Monday, 7 June 2010


These are dedicated to the drivers of Accra

Italy has nothing on you; here's to dicing with death for however long I can stand to share a road with you

Friday, 21 May 2010

Kahimi Karie - 'A Fantastic Moment' (1995)

   The charm of following a polymathic musician is in the phases they experience, always casting off their previous manifestations as definitive statements on their transitory fancies

   In 1995, Mari 'Kahimi Karie (カヒミ・カリィ)' Hiki and Keigo 'Cornelius (コーネリアス)' Oyamada were in something of a shared romantique nostalgia, or a relationship, to you and I. The Girlfriend was something of a sylph with a singing voice more incisively described as an airless, tranquil whisper, whose luminescent face, stoic demeanour and protean imagery that included Rococo opulence, French Mod Sex Kitten and Tokyo demureness made her a star; The Woman of a Thousand Fantasies, if you will

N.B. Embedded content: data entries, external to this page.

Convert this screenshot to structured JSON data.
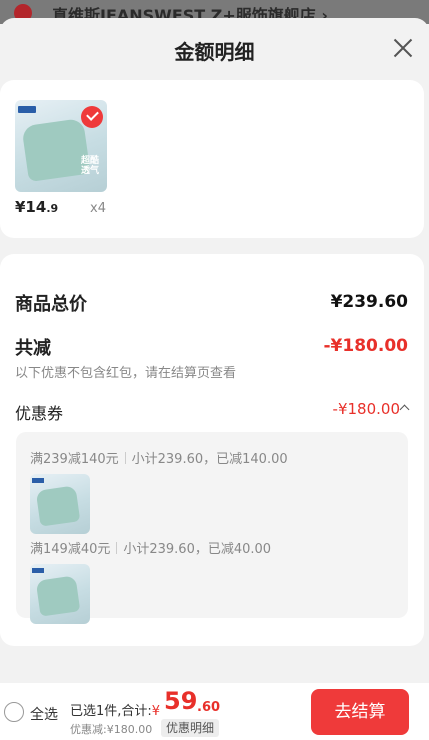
{
  "behind": {
    "store_name": "真维斯JEANSWEST Z+服饰旗舰店 ›"
  },
  "sheet": {
    "title": "金额明细"
  },
  "product": {
    "price_main": "¥14",
    "price_decimal": ".9",
    "quantity": "x4",
    "thumb_tag": "超酷\n透气"
  },
  "detail": {
    "total_label": "商品总价",
    "total_value": "¥239.60",
    "reduce_label": "共减",
    "reduce_value": "-¥180.00",
    "reduce_note": "以下优惠不包含红包，请在结算页查看",
    "coupon_label": "优惠券",
    "coupon_value": "-¥180.00",
    "coupons": [
      {
        "rule": "满239减140元",
        "summary": "小计239.60，已减140.00"
      },
      {
        "rule": "满149减40元",
        "summary": "小计239.60，已减40.00"
      }
    ]
  },
  "bottom": {
    "select_all": "全选",
    "selected_text": "已选1件,合计:",
    "currency": "¥",
    "total_int": "59",
    "total_dec": ".60",
    "discount_note": "优惠减:¥180.00",
    "detail_link": "优惠明细",
    "checkout": "去结算"
  },
  "colors": {
    "accent": "#ef3a3a",
    "price_red": "#e8302a"
  }
}
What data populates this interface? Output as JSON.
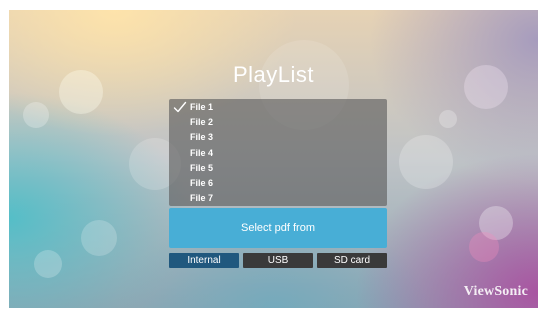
{
  "title": "PlayList",
  "files": [
    {
      "label": "File 1",
      "checked": true
    },
    {
      "label": "File 2",
      "checked": false
    },
    {
      "label": "File 3",
      "checked": false
    },
    {
      "label": "File 4",
      "checked": false
    },
    {
      "label": "File 5",
      "checked": false
    },
    {
      "label": "File 6",
      "checked": false
    },
    {
      "label": "File 7",
      "checked": false
    }
  ],
  "select_button": {
    "label": "Select pdf from"
  },
  "sources": {
    "internal": "Internal",
    "usb": "USB",
    "sd_card": "SD card",
    "selected": "internal"
  },
  "brand": {
    "logo_text": "ViewSonic"
  },
  "colors": {
    "select_button": "#48aed6",
    "tab_selected": "#20587e",
    "tab_default": "#3a3a3a",
    "list_background": "#5a5a5a"
  }
}
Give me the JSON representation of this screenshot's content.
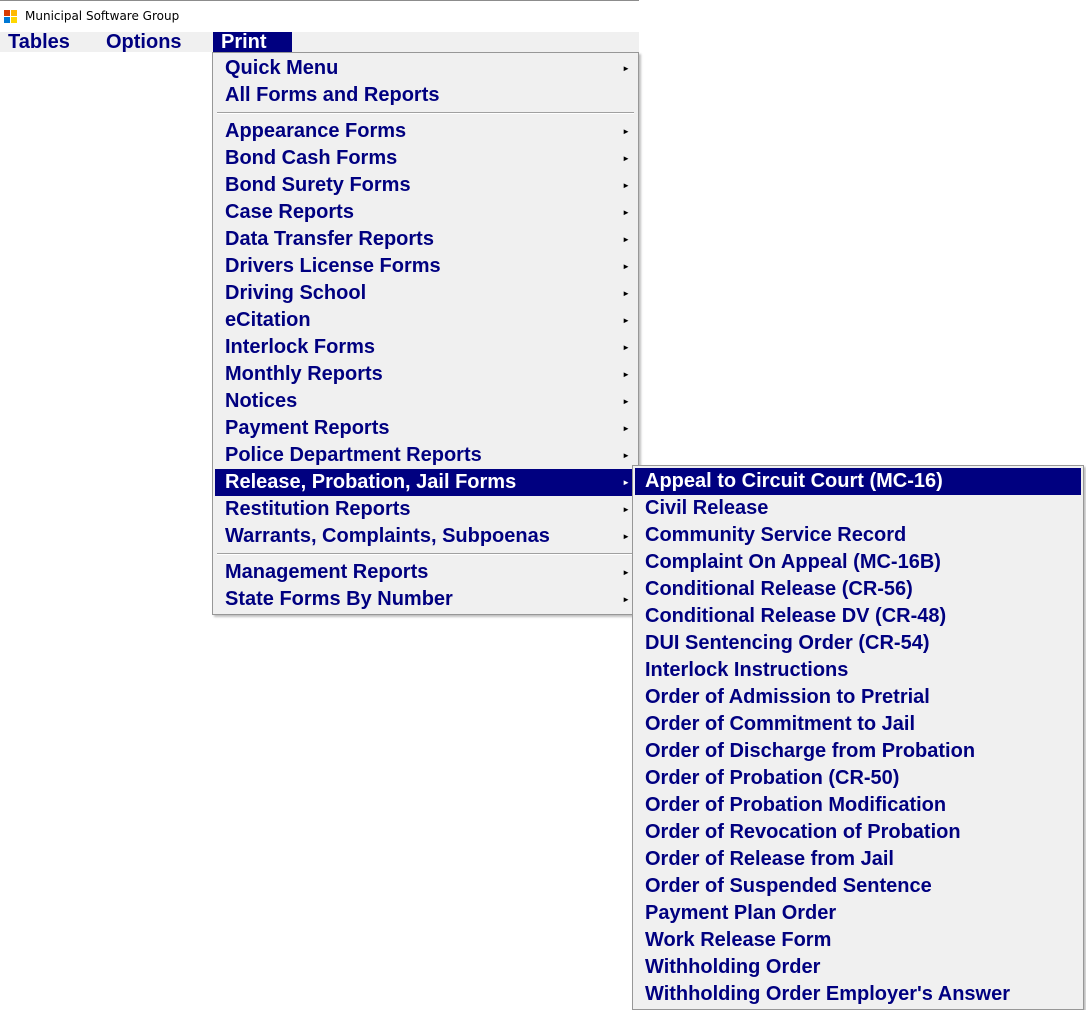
{
  "window": {
    "title": "Municipal Software Group",
    "icon": "app-window-icon"
  },
  "menubar": {
    "items": [
      {
        "label": "Tables"
      },
      {
        "label": "Options"
      },
      {
        "label": "Print",
        "active": true
      }
    ]
  },
  "print_menu": {
    "items": [
      {
        "label": "Quick Menu",
        "has_submenu": true
      },
      {
        "label": "All Forms and Reports",
        "has_submenu": false
      },
      {
        "label": "Appearance Forms",
        "has_submenu": true
      },
      {
        "label": "Bond Cash Forms",
        "has_submenu": true
      },
      {
        "label": "Bond Surety Forms",
        "has_submenu": true
      },
      {
        "label": "Case Reports",
        "has_submenu": true
      },
      {
        "label": "Data Transfer Reports",
        "has_submenu": true
      },
      {
        "label": "Drivers License Forms",
        "has_submenu": true
      },
      {
        "label": "Driving School",
        "has_submenu": true
      },
      {
        "label": "eCitation",
        "has_submenu": true
      },
      {
        "label": "Interlock Forms",
        "has_submenu": true
      },
      {
        "label": "Monthly Reports",
        "has_submenu": true
      },
      {
        "label": "Notices",
        "has_submenu": true
      },
      {
        "label": "Payment Reports",
        "has_submenu": true
      },
      {
        "label": "Police Department Reports",
        "has_submenu": true
      },
      {
        "label": "Release, Probation, Jail Forms",
        "has_submenu": true,
        "highlighted": true
      },
      {
        "label": "Restitution Reports",
        "has_submenu": true
      },
      {
        "label": "Warrants, Complaints, Subpoenas",
        "has_submenu": true
      },
      {
        "label": "Management Reports",
        "has_submenu": true
      },
      {
        "label": "State Forms By Number",
        "has_submenu": true
      }
    ],
    "submenu_arrow": "►"
  },
  "release_submenu": {
    "items": [
      {
        "label": "Appeal to Circuit Court (MC-16)",
        "highlighted": true
      },
      {
        "label": "Civil Release"
      },
      {
        "label": "Community Service Record"
      },
      {
        "label": "Complaint On Appeal (MC-16B)"
      },
      {
        "label": "Conditional Release (CR-56)"
      },
      {
        "label": "Conditional Release DV (CR-48)"
      },
      {
        "label": "DUI Sentencing Order (CR-54)"
      },
      {
        "label": "Interlock Instructions"
      },
      {
        "label": "Order of Admission to Pretrial"
      },
      {
        "label": "Order of Commitment to Jail"
      },
      {
        "label": "Order of Discharge from Probation"
      },
      {
        "label": "Order of Probation (CR-50)"
      },
      {
        "label": "Order of Probation Modification"
      },
      {
        "label": "Order of Revocation of Probation"
      },
      {
        "label": "Order of Release from Jail"
      },
      {
        "label": "Order of Suspended Sentence"
      },
      {
        "label": "Payment Plan Order"
      },
      {
        "label": "Work Release Form"
      },
      {
        "label": "Withholding Order"
      },
      {
        "label": "Withholding Order Employer's Answer"
      }
    ]
  },
  "colors": {
    "menu_text": "#000080",
    "highlight_bg": "#000080",
    "highlight_text": "#ffffff",
    "menu_bg": "#f0f0f0"
  }
}
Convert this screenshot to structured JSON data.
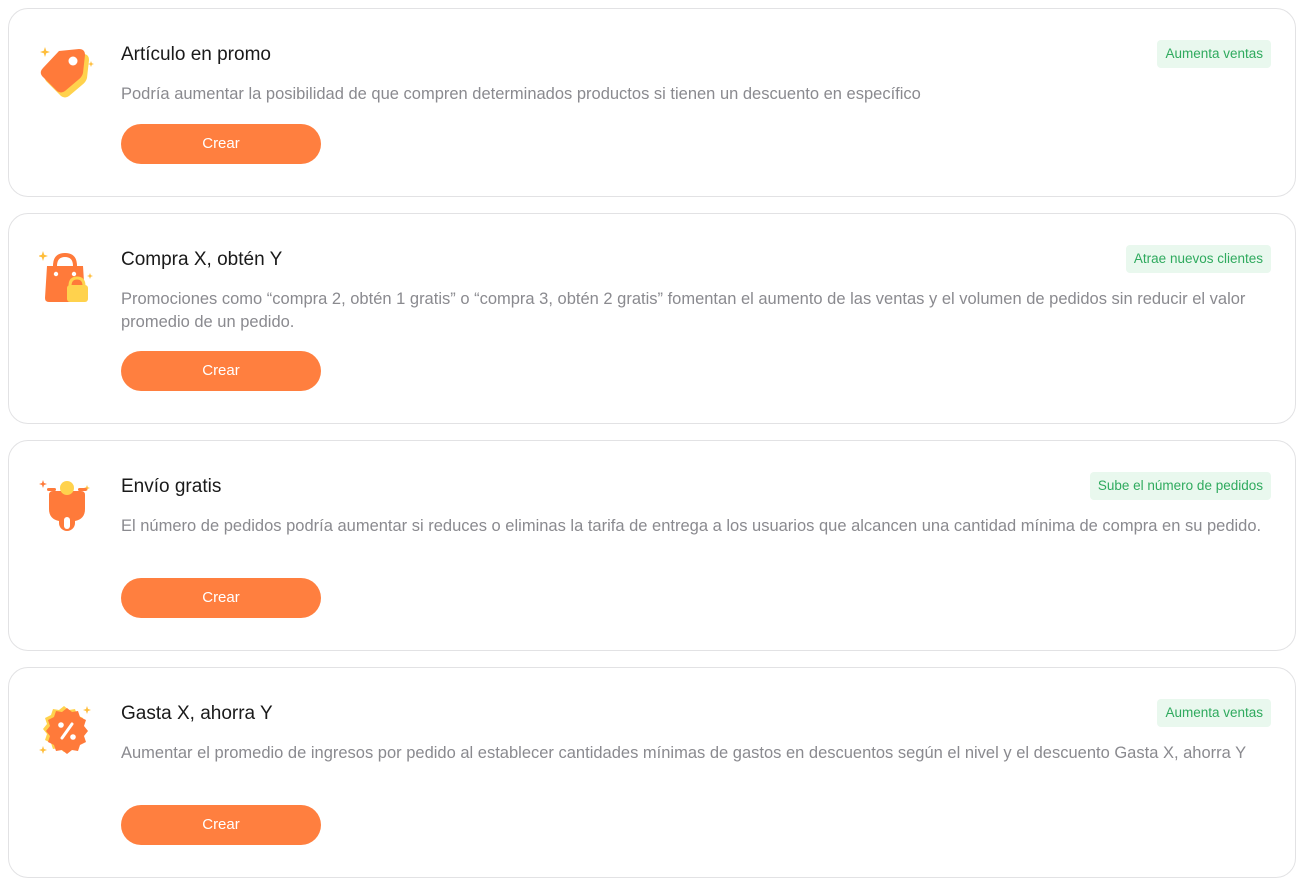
{
  "cards": [
    {
      "title": "Artículo en promo",
      "badge": "Aumenta ventas",
      "description": "Podría aumentar la posibilidad de que compren determinados productos si tienen un descuento en específico",
      "button_label": "Crear",
      "icon": "tag-icon"
    },
    {
      "title": "Compra X, obtén Y",
      "badge": "Atrae nuevos clientes",
      "description": "Promociones como “compra 2, obtén 1 gratis” o “compra 3, obtén 2 gratis” fomentan el aumento de las ventas y el volumen de pedidos sin reducir el valor promedio de un pedido.",
      "button_label": "Crear",
      "icon": "shopping-bag-icon"
    },
    {
      "title": "Envío gratis",
      "badge": "Sube el número de pedidos",
      "description": "El número de pedidos podría aumentar si reduces o eliminas la tarifa de entrega a los usuarios que alcancen una cantidad mínima de compra en su pedido.",
      "button_label": "Crear",
      "icon": "delivery-scooter-icon"
    },
    {
      "title": "Gasta X, ahorra Y",
      "badge": "Aumenta ventas",
      "description": "Aumentar el promedio de ingresos por pedido al establecer cantidades mínimas de gastos en descuentos según el nivel y el descuento Gasta X, ahorra Y",
      "button_label": "Crear",
      "icon": "percent-badge-icon"
    }
  ],
  "colors": {
    "primary_orange": "#ff7f3f",
    "badge_green_text": "#2faa5e",
    "badge_green_bg": "#e9f8ee",
    "accent_yellow": "#ffd24d"
  }
}
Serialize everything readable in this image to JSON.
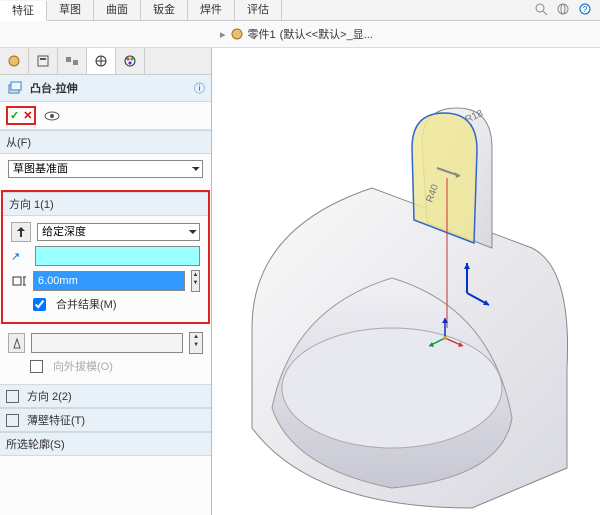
{
  "tabs": [
    "特征",
    "草图",
    "曲面",
    "钣金",
    "焊件",
    "评估"
  ],
  "breadcrumb": {
    "part": "零件1",
    "trail": "(默认<<默认>_显..."
  },
  "feature": {
    "title": "凸台-拉伸"
  },
  "from": {
    "header": "从(F)",
    "value": "草图基准面"
  },
  "dir1": {
    "header": "方向 1(1)",
    "method": "给定深度",
    "distance": "6.00mm",
    "merge": "合并结果(M)"
  },
  "draft": {
    "label": "向外拔模(O)"
  },
  "dir2": {
    "header": "方向 2(2)"
  },
  "thin": {
    "header": "薄壁特征(T)"
  },
  "contour": {
    "header": "所选轮廓(S)"
  }
}
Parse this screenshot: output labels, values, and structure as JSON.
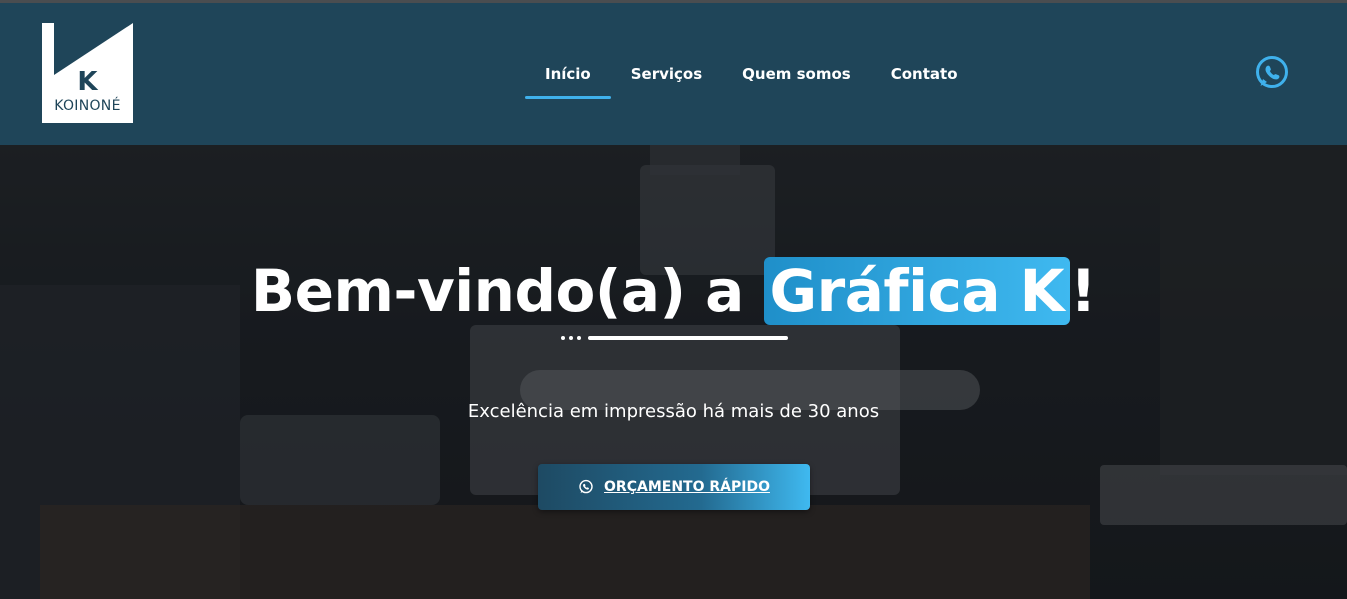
{
  "brand": {
    "logo_letter": "K",
    "logo_name": "KOINONÉ"
  },
  "nav": {
    "items": [
      {
        "label": "Início",
        "active": true
      },
      {
        "label": "Serviços",
        "active": false
      },
      {
        "label": "Quem somos",
        "active": false
      },
      {
        "label": "Contato",
        "active": false
      }
    ]
  },
  "header_icon": "whatsapp-icon",
  "hero": {
    "title_prefix": "Bem-vindo(a) a ",
    "title_highlight": "Gráfica K",
    "title_suffix": "!",
    "subtitle": "Excelência em impressão há mais de 30 anos",
    "cta_label": "ORÇAMENTO RÁPIDO",
    "cta_icon": "whatsapp-icon"
  },
  "colors": {
    "header_bg": "#1f4559",
    "accent": "#3fb1ec",
    "text": "#ffffff"
  }
}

   The Boyfriend was running one of the trendiest yet most substantive record labels in the world - Trattoria Records - touring, remixing, producing and playing when he could and collaborating on portable record players, G-Shock models and other playthings that bore his brand. His latest incarnation at that time was an idiosyncratic bouillabaisse of 1960s psychedelia, 1970s heavy metal (he was a self-taught guitarist who developed through playing Kiss records), 1980s hip hop and 1990s electronic noise; at once the classic Japanese refiner of Western developments and the alien refractor of cultural traditions that he interacted with from afar

   Today's selection shows them in a very deliberate Gainsbourg and Birkin-like reverie; aside from their romantic status at the time, Karie can also speak French and English, and the 1960s and 1970s were rather a la mode in the Shibuya-Kei landscape of foreign musical history made modern day blended pop. Oyamada has long been an arbiter at home; his diverse musical knowledge threaded itself through every record he was involved in, no matter what year it was

   In either flavour, 'A Fantastic Moment' is probably one of the most beautiful pieces of music either has released. You barely even notice the Lou Reed sample

   A translation:

We run, cutting straight through the wind
Nothing can stop us as we head straight for hope
We might find it over on that hill maybe, I hope...

La la la when you gently take my hand
Everything around us changes to perfection
All of the world's sunlight shining just for me and you

...And the bugs, they laugh...
...Melting into the ground...

The two of us can do anything. Right?
See, we can even jump over that rainbow.

...And the time stands still...
...The flowers are waving...

The two of us are laughing high above the clouds
Our laughter leaking down as sun beams in the forest
Just now the rain of sadness is turning into a rainbow

Away with the gloom
The grass gently waves
And the birds peacefully fall to sleep

One day...everything...I hope...